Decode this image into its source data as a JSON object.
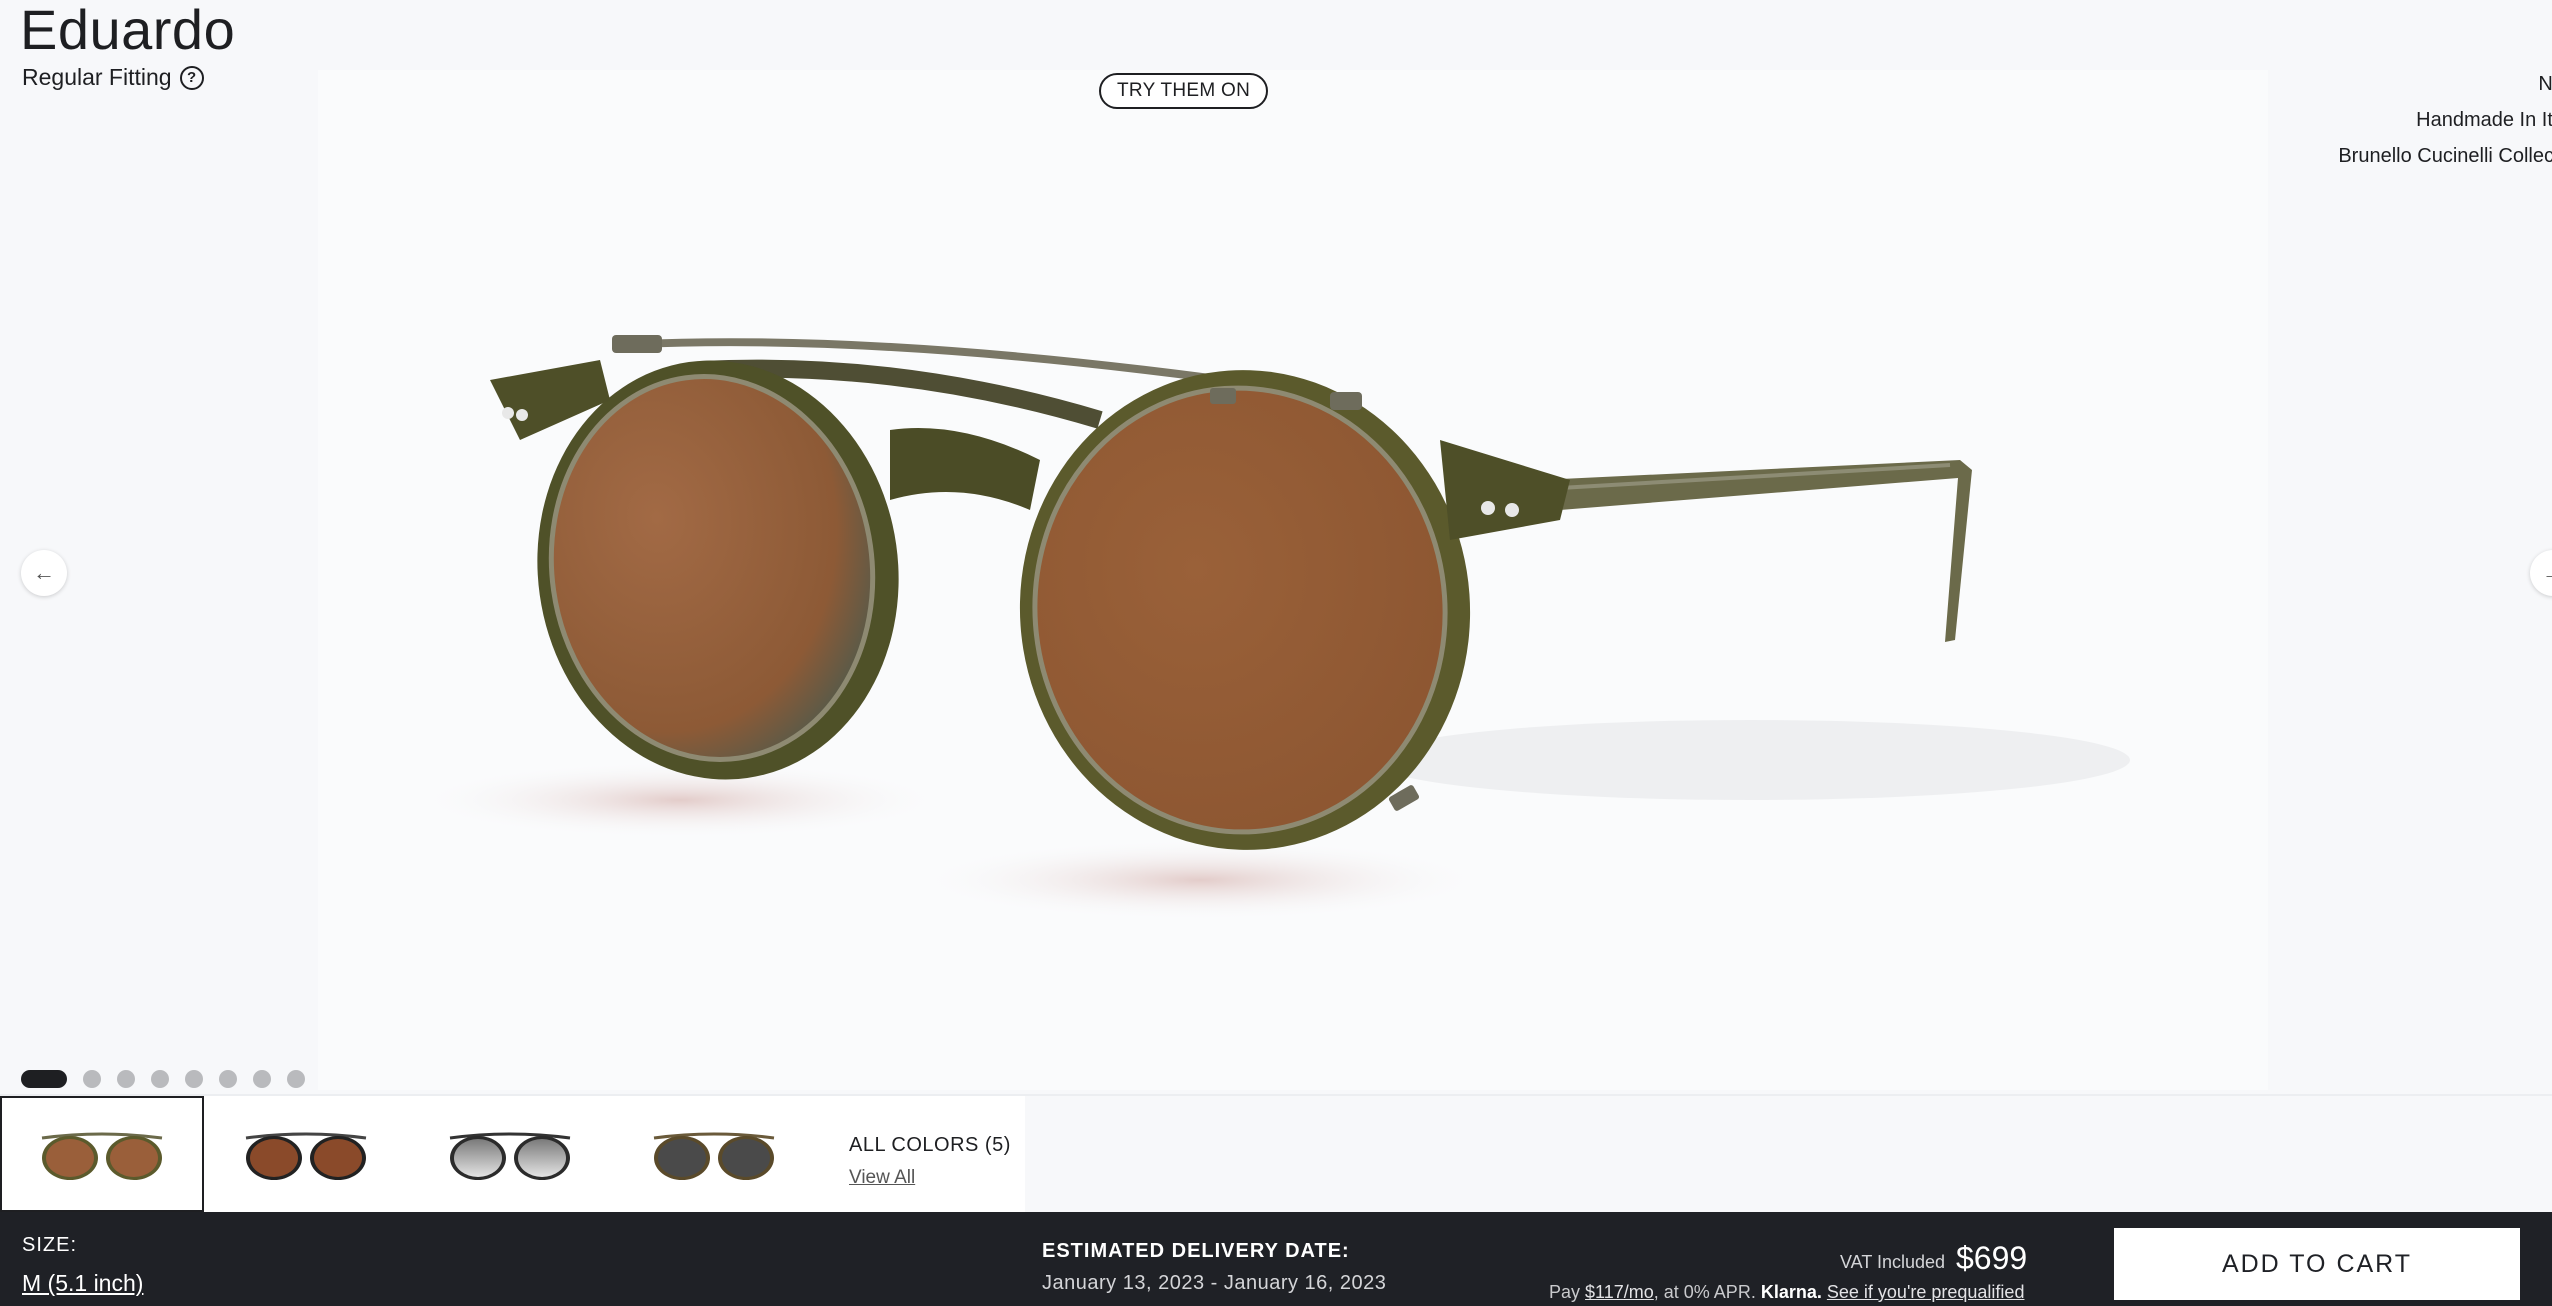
{
  "product": {
    "name": "Eduardo",
    "fitting": "Regular Fitting",
    "help_icon": "question-circle-icon",
    "try_on_label": "TRY THEM ON",
    "features": [
      "Ne",
      "Handmade In Ita",
      "Brunello Cucinelli Collecti"
    ]
  },
  "gallery": {
    "prev_icon": "arrow-left-icon",
    "next_icon": "arrow-right-icon",
    "dot_count": 8,
    "active_dot": 0
  },
  "colors": {
    "all_colors_label": "ALL COLORS (5)",
    "view_all_label": "View All",
    "swatches": [
      "brown-lens-olive-frame",
      "brown-lens-black-frame",
      "grey-gradient-lens-clear-frame",
      "grey-lens-tortoise-frame"
    ]
  },
  "purchase": {
    "size_label": "SIZE:",
    "size_value": "M (5.1 inch)",
    "delivery_label": "ESTIMATED DELIVERY DATE:",
    "delivery_value": "January 13, 2023 - January 16, 2023",
    "vat_label": "VAT Included",
    "price": "$699",
    "klarna_pay": "Pay",
    "klarna_amount": "$117/mo",
    "klarna_apr": ", at 0% APR.",
    "klarna_brand": "Klarna.",
    "klarna_link": "See if you're prequalified",
    "add_to_cart": "ADD TO CART"
  },
  "colors_theme": {
    "bar_background": "#1f2126",
    "lens_brown": "#9a5f3a",
    "frame_olive": "#5b5a2c"
  }
}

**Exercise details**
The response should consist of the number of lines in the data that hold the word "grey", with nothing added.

**Solution**
2